I have to admit, I was pretty skeptical about a meal at Zanaro’s. I’d eaten there once before — just once — and it was unpalatable. Seriously so bad I didn’t even bother to mention it here. Well, the restaurant got a new chef, and he has breathed new life into the kitchen. I had four amazing dishes, from salad to appetizer to pizza to pasta. Only one minor miss in the bunch. I’ll get to that in a moment. Meantime, check out the view from the balcony.
Zanaro’s, on the corner of Mamaroneck and Main in White Plains, is in an old bank building. If you can see about noon to 1 o’clock in the photo above, there’s a vault where you can dine. Fun for a party, I’d say.
The decor, otherwise, isn’t to my taste. Perhaps Eleven Madison Park has spoiled me, but when I think of dining in a bank, I think soaring and elegant. These murals instead distract me.
And this area by the bar cordoned off with back curtains feels sort of haphazard to me. You can see it in this photo:
And here’s the eye level view:
We were at the bar, which was comfortable. Here’s a look over my shoulder into the dining room:
The bartender was superfriendly, too. He made my friend a negroni, and even though he had to look up the ingredients, it was very tasty indeed.
It’s been a long time since this visit — it was before restaurant week and I wasn’t able to get to writing this blog post until now — but I think the bartender’s name was Chris.
The chef’s name is Joe DiMaggio, Jr. Yes, he’s a distant relation to the baseball player.
He’s a managing partner of the restaurant and has experience with menu development and restaurant concepts through a company called Food Innovations. He’s also lived in Italy, California, Toronto and in Naples, Florida.
Here at Zanaro’s, he made a few changes. The waiters no longer wear tuxedos. He brought in occasional live music. And he changed the menu.
“People have been really accepting it,” he told me by phone before I went to the restaurant. “There were a few people that really wanted the deep fried flutes of burritos that used to be here,” but mostly he just tells them: “please accept this menu and try it.”
Eighty percent of the menu comes from his grandmother’s recipes. Especially popular is the Grandma’s Sunday Sauce, chicken scarapiello, the potato fritata, the shrimp and lobster with spinach over angel hair pasta and the tuna crudo.
We tried that tuna crudo.
It came with sriracha, blood orange and cilantro, and sounds like a great combination. But the knife skills were not there to make this dish sing. The tuna was very thick and full of sinew. Also, the chili sauce was a little strong and overpowering.

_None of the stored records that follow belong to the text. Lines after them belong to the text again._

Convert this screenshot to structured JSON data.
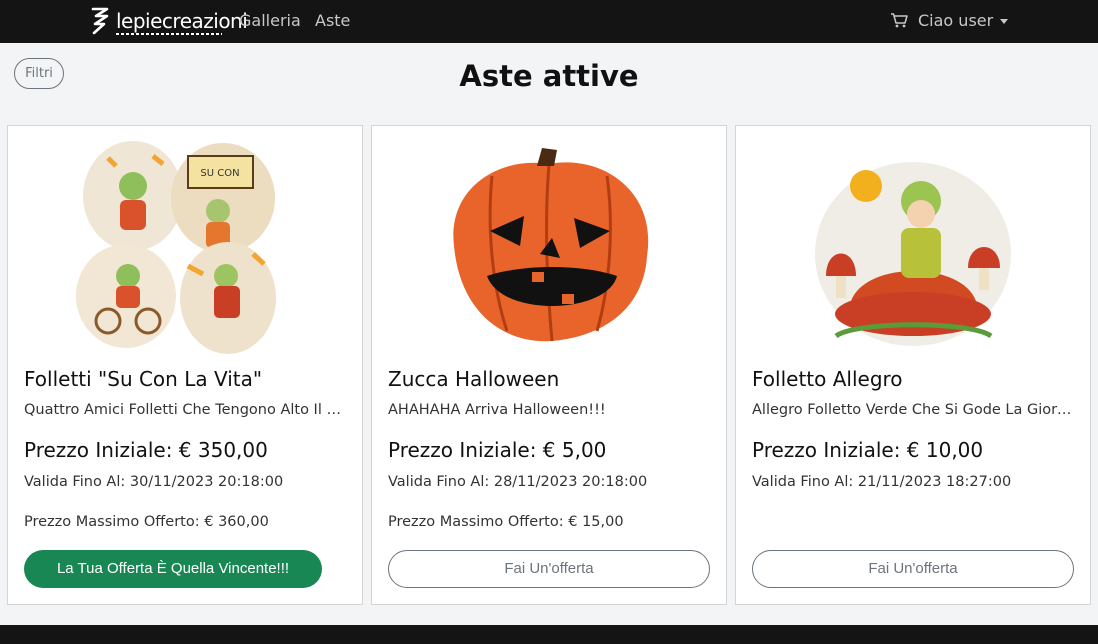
{
  "navbar": {
    "brand": "lepiecreazioni",
    "links": [
      "Galleria",
      "Aste"
    ],
    "user_menu": "Ciao user"
  },
  "filter_label": "Filtri",
  "page_title": "Aste attive",
  "cards": [
    {
      "title": "Folletti \"Su Con La Vita\"",
      "description": "Quattro Amici Folletti Che Tengono Alto Il Morale",
      "price": "Prezzo Iniziale: € 350,00",
      "valid_until": "Valida Fino Al: 30/11/2023 20:18:00",
      "max_offer": "Prezzo Massimo Offerto: € 360,00",
      "button": "La Tua Offerta È Quella Vincente!!!"
    },
    {
      "title": "Zucca Halloween",
      "description": "AHAHAHA Arriva Halloween!!!",
      "price": "Prezzo Iniziale: € 5,00",
      "valid_until": "Valida Fino Al: 28/11/2023 20:18:00",
      "max_offer": "Prezzo Massimo Offerto: € 15,00",
      "button": "Fai Un'offerta"
    },
    {
      "title": "Folletto Allegro",
      "description": "Allegro Folletto Verde Che Si Gode La Giornata",
      "price": "Prezzo Iniziale: € 10,00",
      "valid_until": "Valida Fino Al: 21/11/2023 18:27:00",
      "max_offer": "",
      "button": "Fai Un'offerta"
    }
  ],
  "colors": {
    "navbar": "#141414",
    "success": "#198754",
    "secondary": "#6c757d"
  }
}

Next we went for the chopped salad:
Carrots, cukes, olives and grape tomatoes. Great. Nice dressing. Fresh ingredients. Good combination. Very refreshing. We were back on track.
Next we tried Pizza in Purgatory.

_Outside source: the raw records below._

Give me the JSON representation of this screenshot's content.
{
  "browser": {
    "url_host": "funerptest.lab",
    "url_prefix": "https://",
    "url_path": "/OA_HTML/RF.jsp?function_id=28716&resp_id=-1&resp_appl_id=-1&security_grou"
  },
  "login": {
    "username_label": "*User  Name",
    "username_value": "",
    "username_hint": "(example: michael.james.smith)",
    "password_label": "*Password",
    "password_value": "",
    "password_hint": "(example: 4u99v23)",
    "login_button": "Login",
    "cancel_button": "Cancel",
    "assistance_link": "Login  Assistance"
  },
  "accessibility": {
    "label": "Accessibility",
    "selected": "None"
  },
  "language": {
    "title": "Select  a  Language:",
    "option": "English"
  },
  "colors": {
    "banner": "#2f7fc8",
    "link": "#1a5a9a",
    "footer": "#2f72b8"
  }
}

So good. Poached egg, spicy pepper oil, basil, San Marzano tomatoes and Romano cheese.
Delicate, crispy and milky mozz. And look at that egg!

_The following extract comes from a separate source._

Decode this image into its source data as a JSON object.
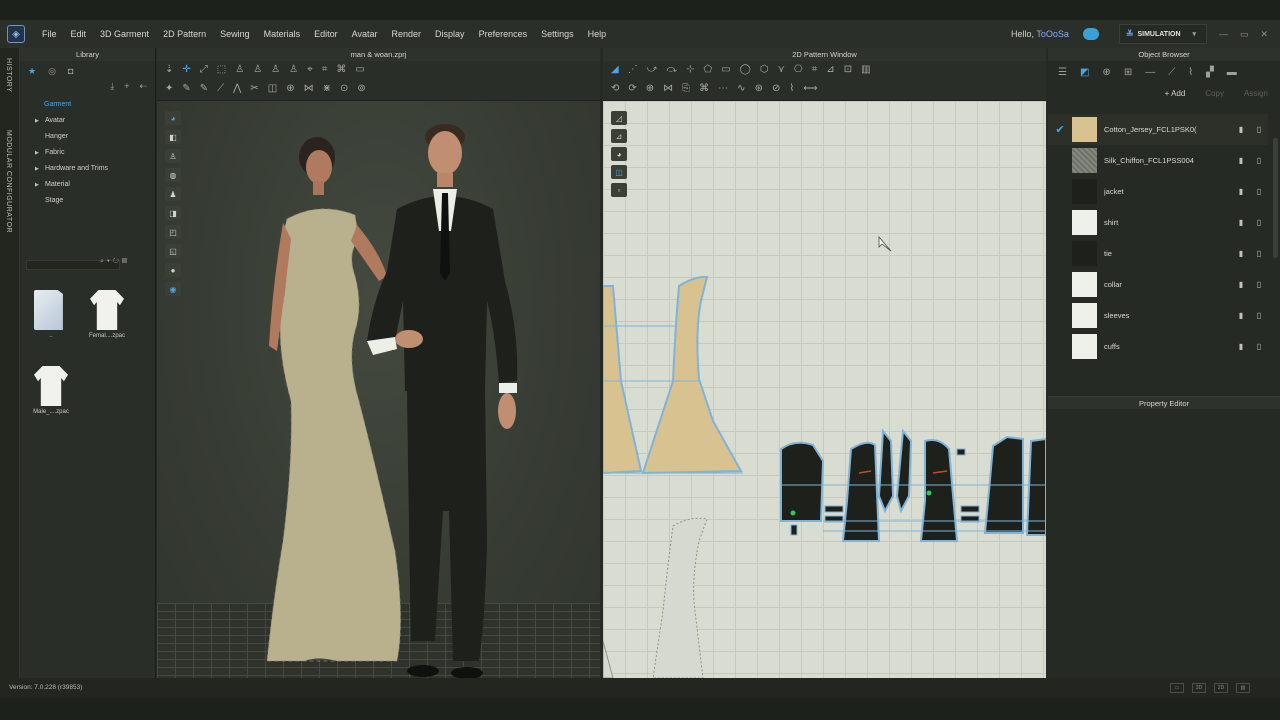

We also went for an appetizer, polenta:
Rich, creamy and earthy. The topping is wild mushroom and shallot in veal demi glace with artichokes and provolone in the center. This is perfect for these raw spring nights we’re still having.
And, served in this goregous La Chamba earthenware pot (as was the polenta), is Grandma’s Sunday Sauce:
Lamb, pork, meatballs and beef over rigatoni. Real depth of flavor. Pasta al dente. Very satisfying. Dare I say better than some people’s Grandma’s? Definitely better than my Grandma’s.
And, in keeping with the way I very much like to eat, I can also highly recommend sharing several dishes for a meal, as I did, with three other people. The four of us each had a manageable portion of food and all got to share in the progression of delicious flavors that danced across our plates. I can’t remember a time when I’ve more pleasantly surprised with a meal.
I also want to mention the wine. They have an interesting list from Oriel. It took me a moment to get my head around what Oriel does, but it boils down to this: many winemakers around the world make small produciton wines with terroir from their regions, and the wines are bottled under the Oriel label.
Zanaro’s has got quite a few good deals going on, too. A happy hour Monday-Friday from 3:30 to 6:30 p.m. and again fro 9 p.m.-close it’s half price off all premium and top shelf drinks, beer and house wines. Plus, there’s a bar menu of snacks like pizzas and Grandma’s meatball sliders that ranges from $6 to $11.
And the brunch looks enticing. This is a great place to take families, and the restaurant does made-to-order omelets and has a buffet and a carving station. It’s $19.95 per person from 11 a.m.-3 p.m. Sundays.
Get over and try it. I’ll bet you’ll be as happily surprised as I was.